REQUIRED ACTION: Excluding any images, copy all of the lines below precisely as written.
***** RECORDS FOR THIS TASK
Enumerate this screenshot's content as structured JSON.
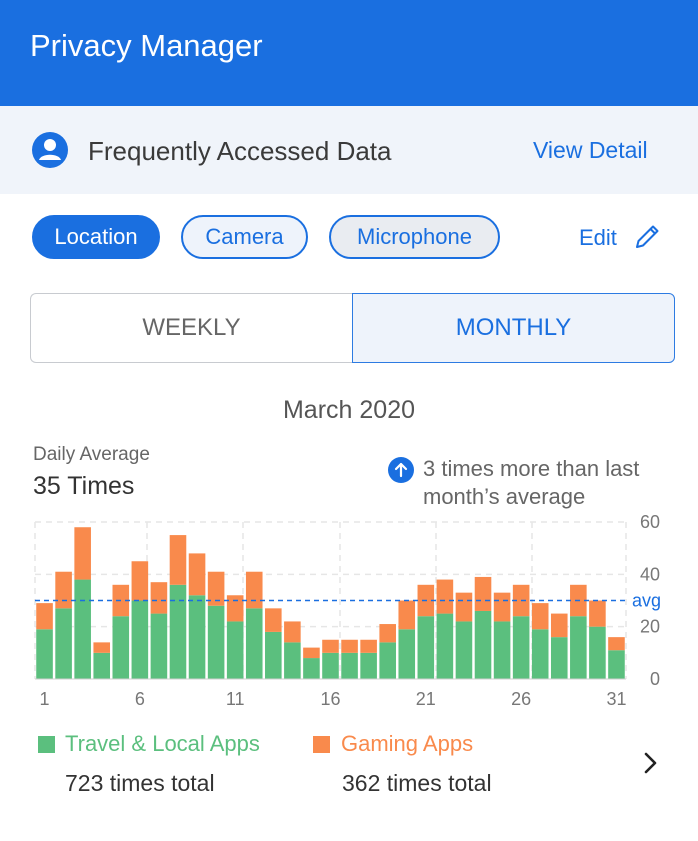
{
  "app": {
    "title": "Privacy Manager"
  },
  "section": {
    "title": "Frequently Accessed Data",
    "view_detail": "View Detail"
  },
  "chips": [
    {
      "label": "Location",
      "active": true
    },
    {
      "label": "Camera",
      "active": false
    },
    {
      "label": "Microphone",
      "active": false
    }
  ],
  "edit_label": "Edit",
  "segments": {
    "weekly": "WEEKLY",
    "monthly": "MONTHLY",
    "selected": "MONTHLY"
  },
  "summary": {
    "month": "March 2020",
    "daily_average_label": "Daily Average",
    "daily_average_value": "35 Times",
    "trend_text": "3 times more than last month’s average"
  },
  "colors": {
    "primary": "#1a6fe0",
    "travel": "#5bbf7e",
    "gaming": "#f98a4c"
  },
  "chart_data": {
    "type": "bar",
    "stacked": true,
    "x": [
      1,
      2,
      3,
      4,
      5,
      6,
      7,
      8,
      9,
      10,
      11,
      12,
      13,
      14,
      15,
      16,
      17,
      18,
      19,
      20,
      21,
      22,
      23,
      24,
      25,
      26,
      27,
      28,
      29,
      30,
      31
    ],
    "x_tick_labels": [
      "1",
      "6",
      "11",
      "16",
      "21",
      "26",
      "31"
    ],
    "x_ticks": [
      1,
      6,
      11,
      16,
      21,
      26,
      31
    ],
    "y_ticks": [
      0,
      20,
      40,
      60
    ],
    "ylim": [
      0,
      60
    ],
    "avg_value": 30,
    "avg_label": "avg",
    "grid": true,
    "series": [
      {
        "name": "Travel & Local Apps",
        "color": "#5bbf7e",
        "values": [
          19,
          27,
          38,
          10,
          24,
          30,
          25,
          36,
          32,
          28,
          22,
          27,
          18,
          14,
          8,
          10,
          10,
          10,
          14,
          19,
          24,
          25,
          22,
          26,
          22,
          24,
          19,
          16,
          24,
          20,
          11
        ]
      },
      {
        "name": "Gaming Apps",
        "color": "#f98a4c",
        "values": [
          10,
          14,
          20,
          4,
          12,
          15,
          12,
          19,
          16,
          13,
          10,
          14,
          9,
          8,
          4,
          5,
          5,
          5,
          7,
          11,
          12,
          13,
          11,
          13,
          11,
          12,
          10,
          9,
          12,
          10,
          5
        ]
      }
    ],
    "totals": [
      "723 times total",
      "362 times total"
    ]
  }
}
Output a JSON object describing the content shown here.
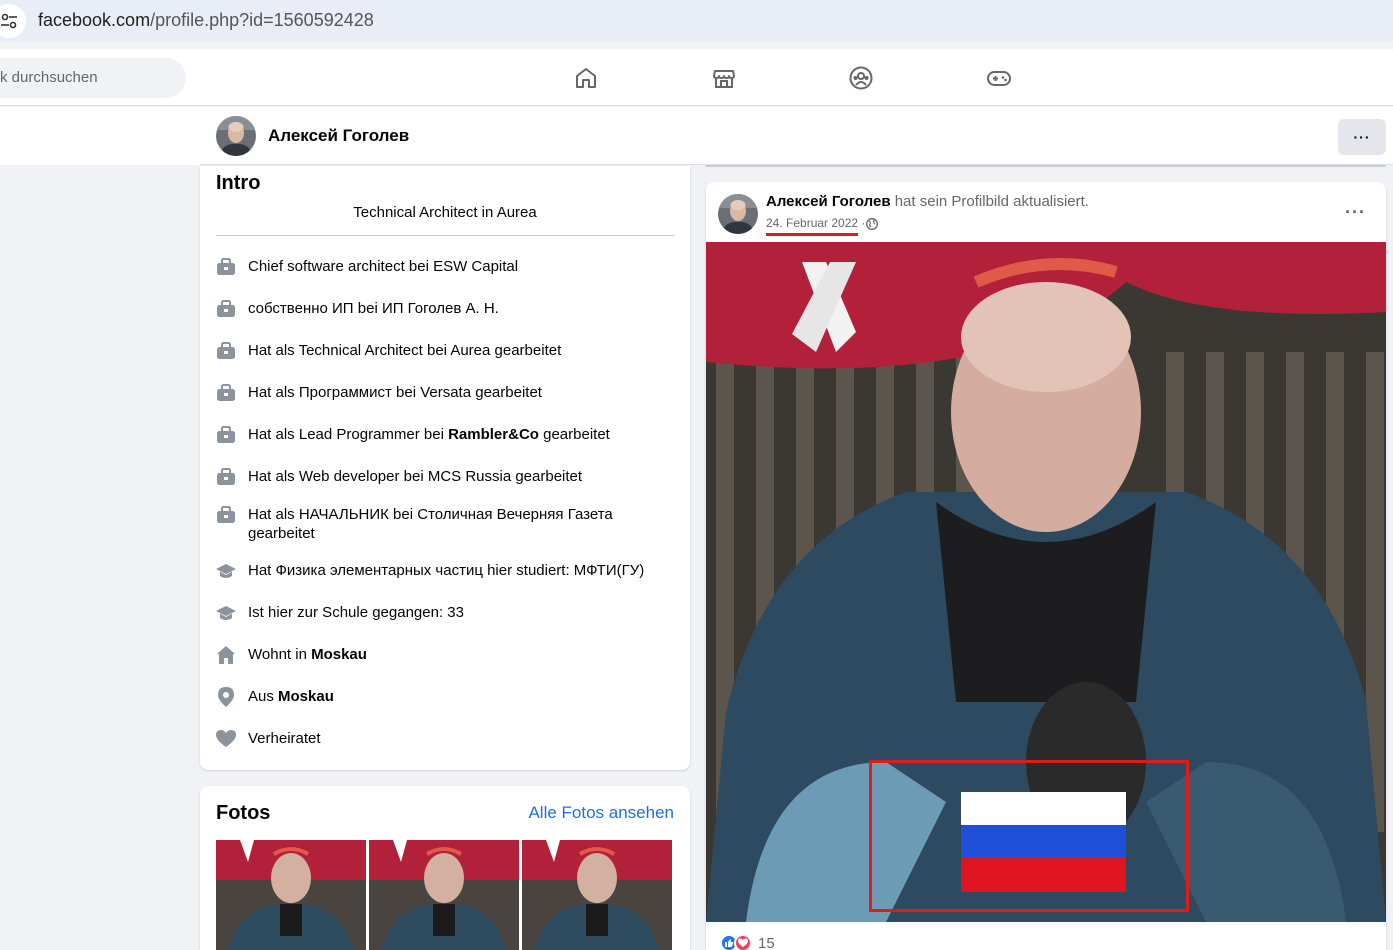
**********
EXERCISE RESPONSE:
Enumerate this screenshot's content as structured JSON.
{
  "app": {
    "title": "Privacy Manager"
  },
  "section": {
    "title": "Frequently Accessed Data",
    "view_detail": "View Detail"
  },
  "chips": [
    {
      "label": "Location",
      "active": true
    },
    {
      "label": "Camera",
      "active": false
    },
    {
      "label": "Microphone",
      "active": false
    }
  ],
  "edit_label": "Edit",
  "segments": {
    "weekly": "WEEKLY",
    "monthly": "MONTHLY",
    "selected": "MONTHLY"
  },
  "summary": {
    "month": "March 2020",
    "daily_average_label": "Daily Average",
    "daily_average_value": "35 Times",
    "trend_text": "3 times more than last month’s average"
  },
  "colors": {
    "primary": "#1a6fe0",
    "travel": "#5bbf7e",
    "gaming": "#f98a4c"
  },
  "chart_data": {
    "type": "bar",
    "stacked": true,
    "x": [
      1,
      2,
      3,
      4,
      5,
      6,
      7,
      8,
      9,
      10,
      11,
      12,
      13,
      14,
      15,
      16,
      17,
      18,
      19,
      20,
      21,
      22,
      23,
      24,
      25,
      26,
      27,
      28,
      29,
      30,
      31
    ],
    "x_tick_labels": [
      "1",
      "6",
      "11",
      "16",
      "21",
      "26",
      "31"
    ],
    "x_ticks": [
      1,
      6,
      11,
      16,
      21,
      26,
      31
    ],
    "y_ticks": [
      0,
      20,
      40,
      60
    ],
    "ylim": [
      0,
      60
    ],
    "avg_value": 30,
    "avg_label": "avg",
    "grid": true,
    "series": [
      {
        "name": "Travel & Local Apps",
        "color": "#5bbf7e",
        "values": [
          19,
          27,
          38,
          10,
          24,
          30,
          25,
          36,
          32,
          28,
          22,
          27,
          18,
          14,
          8,
          10,
          10,
          10,
          14,
          19,
          24,
          25,
          22,
          26,
          22,
          24,
          19,
          16,
          24,
          20,
          11
        ]
      },
      {
        "name": "Gaming Apps",
        "color": "#f98a4c",
        "values": [
          10,
          14,
          20,
          4,
          12,
          15,
          12,
          19,
          16,
          13,
          10,
          14,
          9,
          8,
          4,
          5,
          5,
          5,
          7,
          11,
          12,
          13,
          11,
          13,
          11,
          12,
          10,
          9,
          12,
          10,
          5
        ]
      }
    ],
    "totals": [
      "723 times total",
      "362 times total"
    ]
  }
}
Output a JSON object describing the content shown here.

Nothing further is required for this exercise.